Story Crafting has many benefits.  Through illustrations, children experiment with their imaginations without being hampered by an inability to read and write.  Students develop an understanding of the components of a story.  They are able to identify problems, solutions and character feelings.  Students develop self confidence by sharing their stories with others.  

The Listening and Expressive Block of literacy learning is designed to promote language acquisition; it must be an integral part of literacy instruction and one that augments the instruction in the other 4 blocks. 

II. Assessment

Reading

Every day teachers listen to children read and perform a running record, or a miscue analysis, of individual children.  After the student has read, the teacher shares with the student what they are doing that works and something they can work on next. This running record tells us what strategies a child is using and neglecting to use when reading; it tells us what our next teaching focus for each child should be.   

Every 10-12 weeks we also use standardized tests for summative reporting. In our assessment process we are assessing for learning and making assessments of learning.   Based on this assessment and feedback from teachers, literacy groups are reviewed and reorganized for optimal learning for all.

Writing

We are entering the second year of our Division Wide Assessment 3 Year Plan.  Late last year we decided to redo our writing rubrics.  They will still be based on the 6+1 Writing Traits; however, they will be divided into sub-categories of each writing trait and leveled and designed specifically for each literacy group.  We look forward to seeing how our methods of assessment change and adapt this year with regards to literacy.  After completing our writing rubrics we will work on methods of assessing and reporting on oral language skills.

III. Reading Specialist and Learning Support

Their roles include:

We have a new reading program called Leveled Literacy Intervention that will enable these teachers to work with 3-6 students at a time while instructing an intensive reading program that incorporates word work, writing skills and independent reading skills.  This program is similar to Reading Intervention and is done on a daily basis for 30 minutes/day.  The programs we have are for students working at kindergarten, Grade 1 and Grade 2 reading levels.

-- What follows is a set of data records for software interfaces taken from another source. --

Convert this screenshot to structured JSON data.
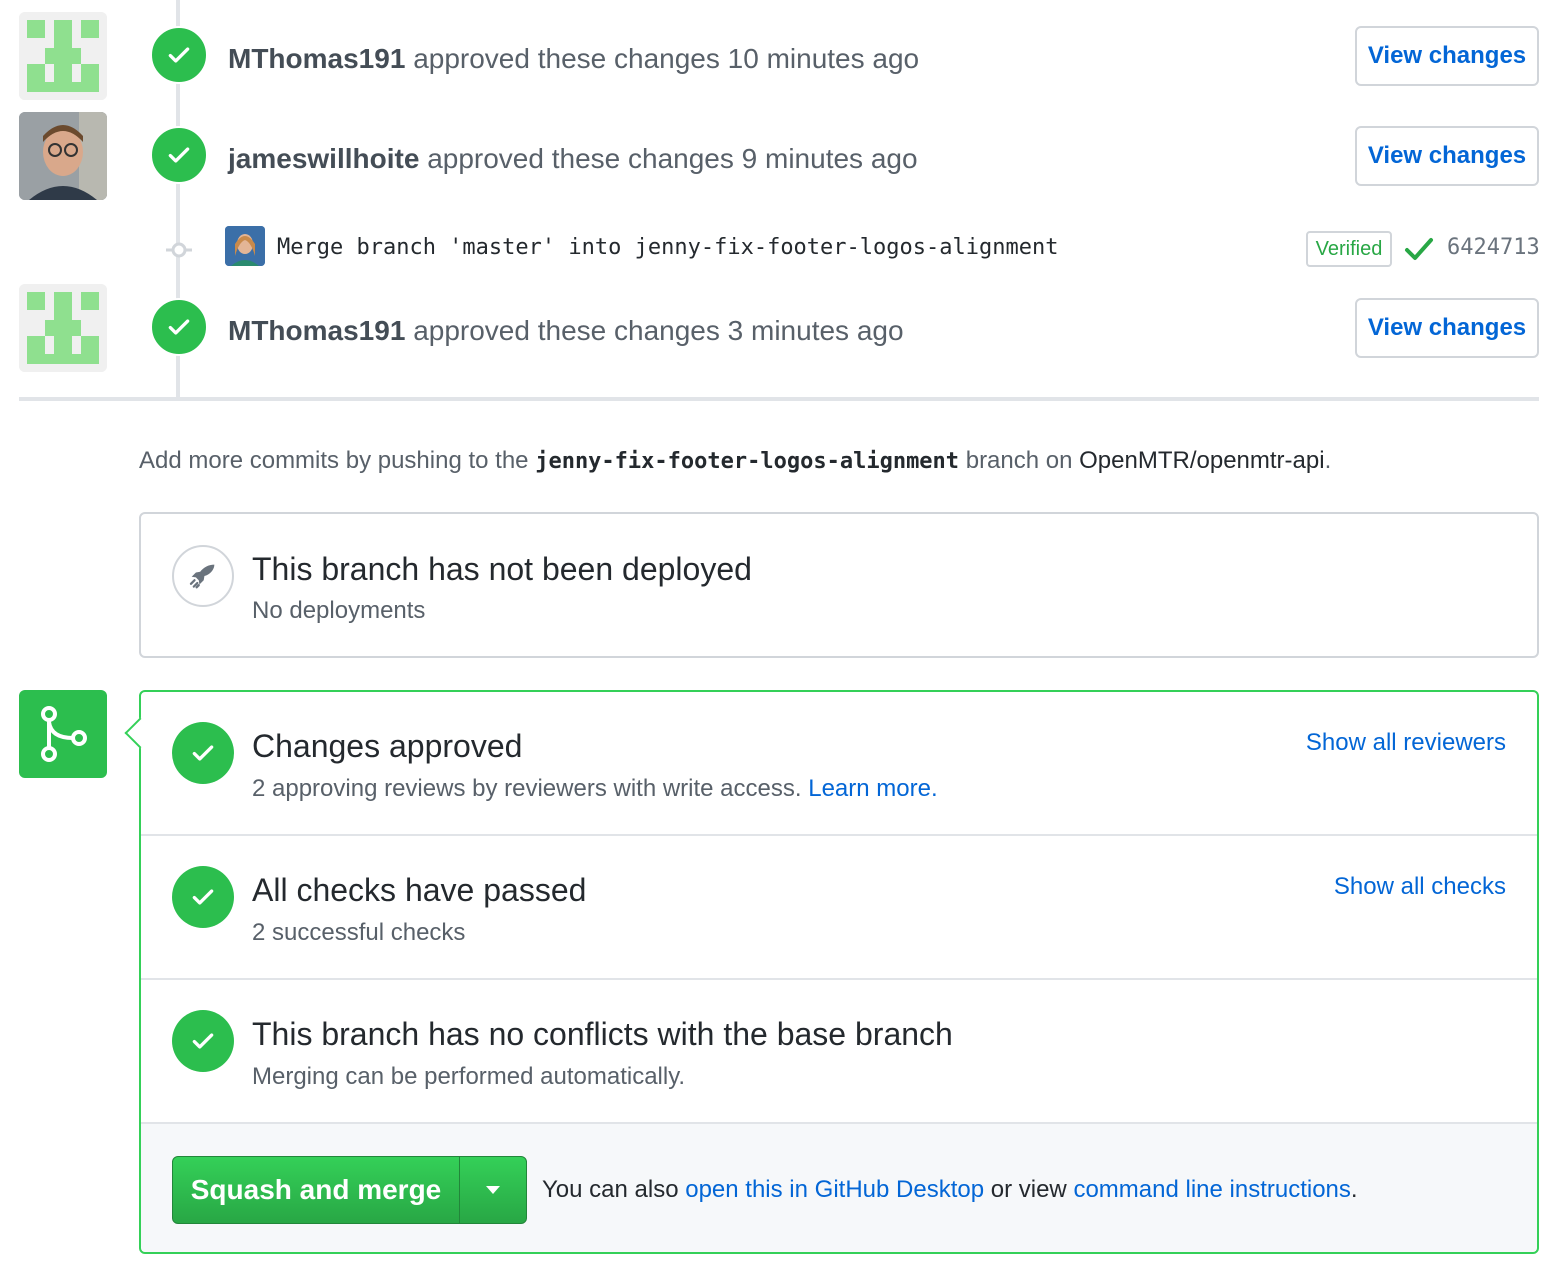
{
  "timeline": {
    "events": [
      {
        "author": "MThomas191",
        "action": "approved these changes",
        "time": "10 minutes ago",
        "button": "View changes"
      },
      {
        "author": "jameswillhoite",
        "action": "approved these changes",
        "time": "9 minutes ago",
        "button": "View changes"
      },
      {
        "author": "MThomas191",
        "action": "approved these changes",
        "time": "3 minutes ago",
        "button": "View changes"
      }
    ],
    "commit": {
      "message": "Merge branch 'master' into jenny-fix-footer-logos-alignment",
      "verified_label": "Verified",
      "sha": "6424713"
    }
  },
  "push_hint": {
    "prefix": "Add more commits by pushing to the",
    "branch": "jenny-fix-footer-logos-alignment",
    "middle": "branch on",
    "repo": "OpenMTR/openmtr-api",
    "suffix": "."
  },
  "deploy": {
    "title": "This branch has not been deployed",
    "subtitle": "No deployments"
  },
  "merge": {
    "sections": [
      {
        "title": "Changes approved",
        "subtitle": "2 approving reviews by reviewers with write access.",
        "subtitle_link": "Learn more.",
        "link": "Show all reviewers"
      },
      {
        "title": "All checks have passed",
        "subtitle": "2 successful checks",
        "link": "Show all checks"
      },
      {
        "title": "This branch has no conflicts with the base branch",
        "subtitle": "Merging can be performed automatically."
      }
    ],
    "button_label": "Squash and merge",
    "footer": {
      "prefix": "You can also",
      "desktop_link": "open this in GitHub Desktop",
      "middle": "or view",
      "cli_link": "command line instructions",
      "suffix": "."
    }
  },
  "colors": {
    "success": "#2cbe4e",
    "link": "#0366d6",
    "border_success": "#34d058"
  }
}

IV. Professional Development

All staff participate in:

V. Resources

We continue to build and add to our resources.  Recently we received donations that allowed us to purchase Leveled Literacy Intervention (LLI) supplies for Kindergarten, Grade 1 and Grade 2.  This program allows our reading specialist and Learning Support Teachers to work with small groups and provide an intense, literacy based reading and writing program.   We have numerous leveled reading book sets for all grade specific reading levels to support our guided reading program and to continue to add to our home reading book selection.

VI. Involvement of Parents and Community

Caring for, and teaching, the students’ at Exshaw School is truly a collaborative effort between school board, staff, parents, community and students.  Some of the ways we have these parties involved with our Literacy Model are:

VII. Full Time Kindergarten

In September 2006 we added a seventh key element to our Literacy Model: Full Time Kindergarten. 

Each day students in Kindergarten are involved in Literacy Centers planned, instructed and supervised by the Homeroom Teacher, with additional support provided by an EA.  The main focuses during this time are phonemic awareness and early literacy skill development.  During this time, students will be introduced to letter sounds and names, initial sounds, rhyme identification, onset and rime, and for those students that are ready: blended phonemes, sound isolation, sequencing of sounds and sound segmentation.

The Reading Specialist will provide additional literacy support to students one-on-one or in small groups.  We will also have an EA offering phonemic awareness and beginning literacy skills development 30 minutes each day to students.

Additional language learning opportunities are also provided through the following activities: